The Ba.65’s ill-starred combat career was briefly revived on 5/2/41, when hostilities broke out between British forces in Iraq and that country’s anti-British, pro-German chief of the National Defense Government. Among the Iraqi aircraft that attacked the RAF base at Habbaniya that day were some of the 13 Ba.65bis machines that had been delivered to Iraq in 1938 and assigned to No. 5 Squadron, RIAF. Although three British aircraft were destroyed on the ground in the initial strike, subsequent Iraqi sorties were disrupted by Habbaniya’s defenders. Later that same day, Flying Officer J.M. Craigie, flying a Gladiator of Habbaniya’s ad hoc fighter flight, was about to land when he saw a Ba.65 coming in to bomb the field. Pulling up, he fired at the Breda and forced it to break off its attack, although he failed to bring it down. Over the next few weeks, damage from aerial opposition and ground fire, combined with inadequate maintenance facilities and an insufficient supply of spare parts, eventually grounded all the Iraqi aircraft. Despite some desultory aid from the Germans and Italians, the Iraqis failed to drive out the British, who were soon invading Iraq. On May 31, an armistice was signed ending the Iraqi revolt and the fighting career of the Breda Ba.65.

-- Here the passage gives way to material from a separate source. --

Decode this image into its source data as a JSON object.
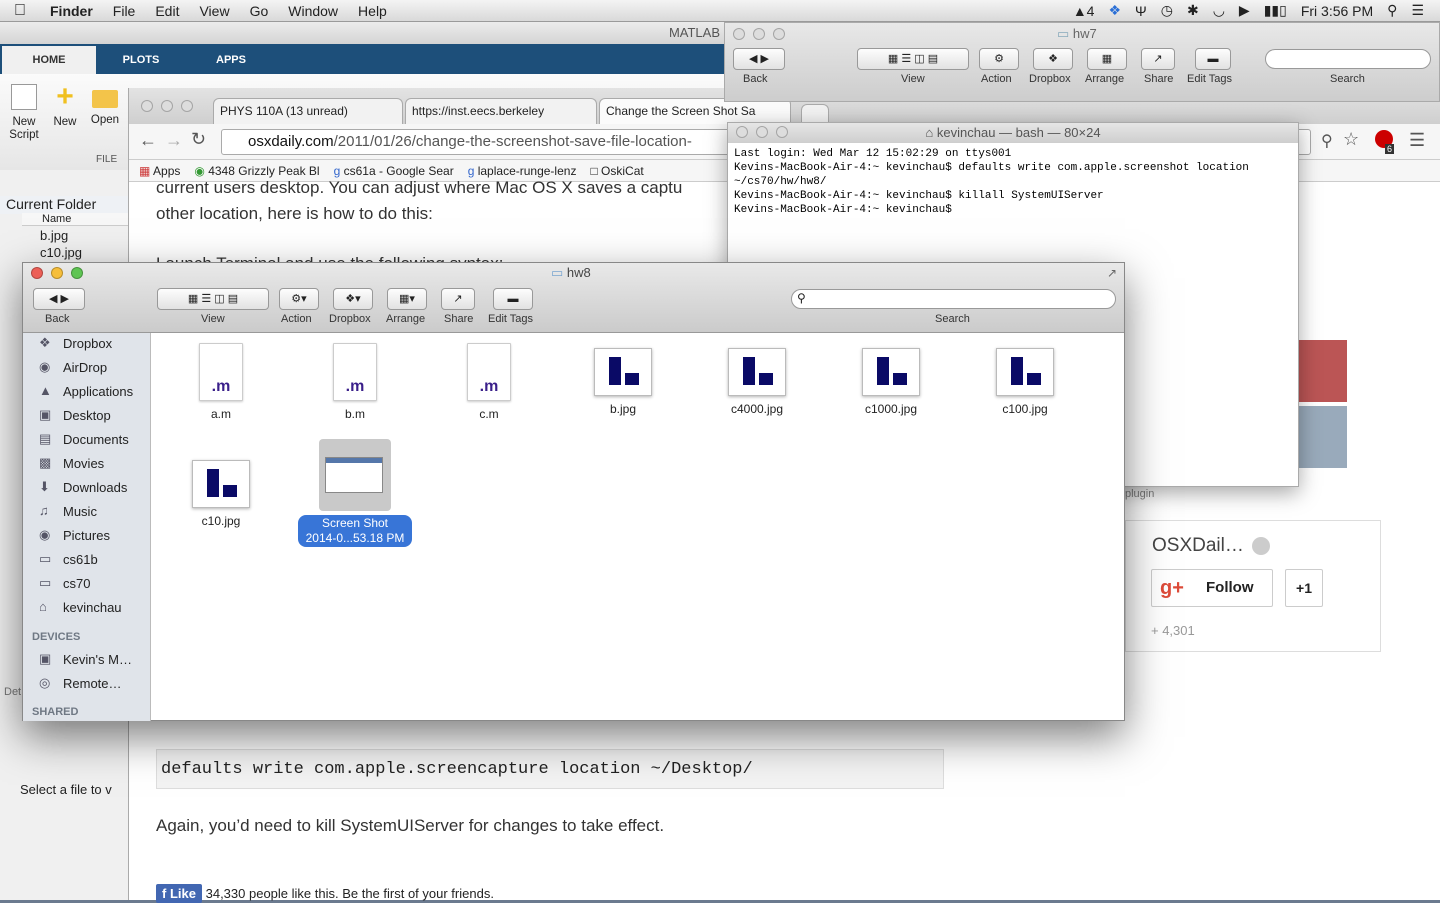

|Crew||1 or 2 (Depending on Model)|
|War Load||Kg. 500/1000m|
|Engine||(1) Fiat A80 RC 41|
|Max Speed||430 Km/h|
|Max Ceiling||7,900 (8,300Meters)|
|Fixed Weapons||2/12,7 Breda Safat (wings), 2 7/7 Breda Safat (wings)(aft)|
Article By JDG, Photo and Specifications courtesy JDG and Alberto Rosselli.
The Encyclopedia of Weapons: From World War II to the Present Day
DUST CLOUDS IN THE MIDDLE EAST: The Air War for East Africa, Iraq, Syria, Iran and Madagascar
Fighters over the desert;: The air battles in the Western Desert, June 1940 to December 1942
Complete Book of World War II Combat Aircraft (Documents of History)
Jon Guttman, “Italy’s Breda Ba.65 was not the best ground-attack plane to see action in World War II–it may well have been the worst”
William Green, Warplanes of the Second World War (10 vol.), Doubleday, 1960-68.
Japanese and Italian Aircraft (Military Aviation Library World War II)
Jonathon Thompson, Italian Civil and Military Aircraft 1930-45, Aero, 1960.